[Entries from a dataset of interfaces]
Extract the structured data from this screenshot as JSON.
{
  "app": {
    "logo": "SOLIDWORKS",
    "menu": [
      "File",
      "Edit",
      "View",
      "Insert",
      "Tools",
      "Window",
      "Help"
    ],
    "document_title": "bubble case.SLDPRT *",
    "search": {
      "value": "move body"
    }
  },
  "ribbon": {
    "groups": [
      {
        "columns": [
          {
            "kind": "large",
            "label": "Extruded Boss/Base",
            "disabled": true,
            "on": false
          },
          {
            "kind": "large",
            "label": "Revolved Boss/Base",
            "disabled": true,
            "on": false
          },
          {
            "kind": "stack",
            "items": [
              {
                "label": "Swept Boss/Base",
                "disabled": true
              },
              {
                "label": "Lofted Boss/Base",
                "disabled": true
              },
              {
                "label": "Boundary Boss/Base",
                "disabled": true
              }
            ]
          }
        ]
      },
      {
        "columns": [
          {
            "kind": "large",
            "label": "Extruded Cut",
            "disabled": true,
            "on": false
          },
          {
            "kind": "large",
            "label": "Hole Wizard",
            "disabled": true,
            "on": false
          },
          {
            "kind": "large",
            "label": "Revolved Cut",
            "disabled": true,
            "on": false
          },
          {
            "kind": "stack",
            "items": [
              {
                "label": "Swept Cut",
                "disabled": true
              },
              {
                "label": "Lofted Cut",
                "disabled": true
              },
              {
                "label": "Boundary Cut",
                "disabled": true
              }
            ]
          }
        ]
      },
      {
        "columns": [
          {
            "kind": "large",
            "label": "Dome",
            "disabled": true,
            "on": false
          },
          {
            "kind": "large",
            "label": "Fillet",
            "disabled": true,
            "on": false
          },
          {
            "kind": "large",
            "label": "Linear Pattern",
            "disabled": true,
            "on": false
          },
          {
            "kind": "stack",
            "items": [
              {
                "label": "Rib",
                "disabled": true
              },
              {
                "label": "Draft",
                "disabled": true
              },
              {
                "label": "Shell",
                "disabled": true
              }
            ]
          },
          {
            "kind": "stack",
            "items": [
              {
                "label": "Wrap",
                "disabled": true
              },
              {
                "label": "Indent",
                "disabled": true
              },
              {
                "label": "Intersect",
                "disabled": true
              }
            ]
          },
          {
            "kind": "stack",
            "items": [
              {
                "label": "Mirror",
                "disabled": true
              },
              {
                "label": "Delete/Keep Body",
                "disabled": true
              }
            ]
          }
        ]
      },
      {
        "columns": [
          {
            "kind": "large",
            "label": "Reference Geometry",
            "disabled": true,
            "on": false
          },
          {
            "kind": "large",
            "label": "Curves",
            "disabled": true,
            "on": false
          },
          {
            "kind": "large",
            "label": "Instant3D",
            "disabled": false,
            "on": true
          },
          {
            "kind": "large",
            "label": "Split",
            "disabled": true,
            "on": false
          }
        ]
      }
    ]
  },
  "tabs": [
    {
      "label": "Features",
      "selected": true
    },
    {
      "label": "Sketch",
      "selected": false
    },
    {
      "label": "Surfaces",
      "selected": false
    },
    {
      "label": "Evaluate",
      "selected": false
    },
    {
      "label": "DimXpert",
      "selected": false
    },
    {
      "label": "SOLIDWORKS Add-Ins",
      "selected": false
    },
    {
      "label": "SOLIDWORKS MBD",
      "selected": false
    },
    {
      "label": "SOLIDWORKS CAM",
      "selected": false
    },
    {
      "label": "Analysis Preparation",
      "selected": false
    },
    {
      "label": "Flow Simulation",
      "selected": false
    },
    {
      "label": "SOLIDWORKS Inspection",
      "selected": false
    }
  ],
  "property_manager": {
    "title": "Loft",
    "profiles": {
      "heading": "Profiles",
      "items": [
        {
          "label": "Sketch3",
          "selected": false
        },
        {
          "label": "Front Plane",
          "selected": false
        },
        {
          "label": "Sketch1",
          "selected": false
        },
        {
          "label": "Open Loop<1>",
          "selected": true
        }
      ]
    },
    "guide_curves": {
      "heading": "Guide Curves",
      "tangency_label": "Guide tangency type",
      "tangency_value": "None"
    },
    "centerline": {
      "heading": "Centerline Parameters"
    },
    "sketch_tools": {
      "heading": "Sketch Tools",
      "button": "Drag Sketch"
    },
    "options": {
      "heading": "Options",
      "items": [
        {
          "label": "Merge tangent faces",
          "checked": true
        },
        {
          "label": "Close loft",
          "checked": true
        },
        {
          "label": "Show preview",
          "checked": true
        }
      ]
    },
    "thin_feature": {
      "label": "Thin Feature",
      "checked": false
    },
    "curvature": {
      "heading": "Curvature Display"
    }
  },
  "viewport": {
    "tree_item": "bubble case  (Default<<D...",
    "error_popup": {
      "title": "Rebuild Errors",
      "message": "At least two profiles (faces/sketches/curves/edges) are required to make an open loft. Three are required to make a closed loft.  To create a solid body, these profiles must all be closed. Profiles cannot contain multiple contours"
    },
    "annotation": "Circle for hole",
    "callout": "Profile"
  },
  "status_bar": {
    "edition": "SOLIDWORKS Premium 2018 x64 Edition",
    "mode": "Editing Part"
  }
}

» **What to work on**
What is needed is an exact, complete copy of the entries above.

» **Response to the task**
Extract the structured data from this screenshot as JSON.
{
  "app": {
    "logo": "SOLIDWORKS",
    "menu": [
      "File",
      "Edit",
      "View",
      "Insert",
      "Tools",
      "Window",
      "Help"
    ],
    "document_title": "bubble case.SLDPRT *",
    "search": {
      "value": "move body"
    }
  },
  "ribbon": {
    "groups": [
      {
        "columns": [
          {
            "kind": "large",
            "label": "Extruded Boss/Base",
            "disabled": true,
            "on": false
          },
          {
            "kind": "large",
            "label": "Revolved Boss/Base",
            "disabled": true,
            "on": false
          },
          {
            "kind": "stack",
            "items": [
              {
                "label": "Swept Boss/Base",
                "disabled": true
              },
              {
                "label": "Lofted Boss/Base",
                "disabled": true
              },
              {
                "label": "Boundary Boss/Base",
                "disabled": true
              }
            ]
          }
        ]
      },
      {
        "columns": [
          {
            "kind": "large",
            "label": "Extruded Cut",
            "disabled": true,
            "on": false
          },
          {
            "kind": "large",
            "label": "Hole Wizard",
            "disabled": true,
            "on": false
          },
          {
            "kind": "large",
            "label": "Revolved Cut",
            "disabled": true,
            "on": false
          },
          {
            "kind": "stack",
            "items": [
              {
                "label": "Swept Cut",
                "disabled": true
              },
              {
                "label": "Lofted Cut",
                "disabled": true
              },
              {
                "label": "Boundary Cut",
                "disabled": true
              }
            ]
          }
        ]
      },
      {
        "columns": [
          {
            "kind": "large",
            "label": "Dome",
            "disabled": true,
            "on": false
          },
          {
            "kind": "large",
            "label": "Fillet",
            "disabled": true,
            "on": false
          },
          {
            "kind": "large",
            "label": "Linear Pattern",
            "disabled": true,
            "on": false
          },
          {
            "kind": "stack",
            "items": [
              {
                "label": "Rib",
                "disabled": true
              },
              {
                "label": "Draft",
                "disabled": true
              },
              {
                "label": "Shell",
                "disabled": true
              }
            ]
          },
          {
            "kind": "stack",
            "items": [
              {
                "label": "Wrap",
                "disabled": true
              },
              {
                "label": "Indent",
                "disabled": true
              },
              {
                "label": "Intersect",
                "disabled": true
              }
            ]
          },
          {
            "kind": "stack",
            "items": [
              {
                "label": "Mirror",
                "disabled": true
              },
              {
                "label": "Delete/Keep Body",
                "disabled": true
              }
            ]
          }
        ]
      },
      {
        "columns": [
          {
            "kind": "large",
            "label": "Reference Geometry",
            "disabled": true,
            "on": false
          },
          {
            "kind": "large",
            "label": "Curves",
            "disabled": true,
            "on": false
          },
          {
            "kind": "large",
            "label": "Instant3D",
            "disabled": false,
            "on": true
          },
          {
            "kind": "large",
            "label": "Split",
            "disabled": true,
            "on": false
          }
        ]
      }
    ]
  },
  "tabs": [
    {
      "label": "Features",
      "selected": true
    },
    {
      "label": "Sketch",
      "selected": false
    },
    {
      "label": "Surfaces",
      "selected": false
    },
    {
      "label": "Evaluate",
      "selected": false
    },
    {
      "label": "DimXpert",
      "selected": false
    },
    {
      "label": "SOLIDWORKS Add-Ins",
      "selected": false
    },
    {
      "label": "SOLIDWORKS MBD",
      "selected": false
    },
    {
      "label": "SOLIDWORKS CAM",
      "selected": false
    },
    {
      "label": "Analysis Preparation",
      "selected": false
    },
    {
      "label": "Flow Simulation",
      "selected": false
    },
    {
      "label": "SOLIDWORKS Inspection",
      "selected": false
    }
  ],
  "property_manager": {
    "title": "Loft",
    "profiles": {
      "heading": "Profiles",
      "items": [
        {
          "label": "Sketch3",
          "selected": false
        },
        {
          "label": "Front Plane",
          "selected": false
        },
        {
          "label": "Sketch1",
          "selected": false
        },
        {
          "label": "Open Loop<1>",
          "selected": true
        }
      ]
    },
    "guide_curves": {
      "heading": "Guide Curves",
      "tangency_label": "Guide tangency type",
      "tangency_value": "None"
    },
    "centerline": {
      "heading": "Centerline Parameters"
    },
    "sketch_tools": {
      "heading": "Sketch Tools",
      "button": "Drag Sketch"
    },
    "options": {
      "heading": "Options",
      "items": [
        {
          "label": "Merge tangent faces",
          "checked": true
        },
        {
          "label": "Close loft",
          "checked": true
        },
        {
          "label": "Show preview",
          "checked": true
        }
      ]
    },
    "thin_feature": {
      "label": "Thin Feature",
      "checked": false
    },
    "curvature": {
      "heading": "Curvature Display"
    }
  },
  "viewport": {
    "tree_item": "bubble case  (Default<<D...",
    "error_popup": {
      "title": "Rebuild Errors",
      "message": "At least two profiles (faces/sketches/curves/edges) are required to make an open loft. Three are required to make a closed loft.  To create a solid body, these profiles must all be closed. Profiles cannot contain multiple contours"
    },
    "annotation": "Circle for hole",
    "callout": "Profile"
  },
  "status_bar": {
    "edition": "SOLIDWORKS Premium 2018 x64 Edition",
    "mode": "Editing Part"
  }
}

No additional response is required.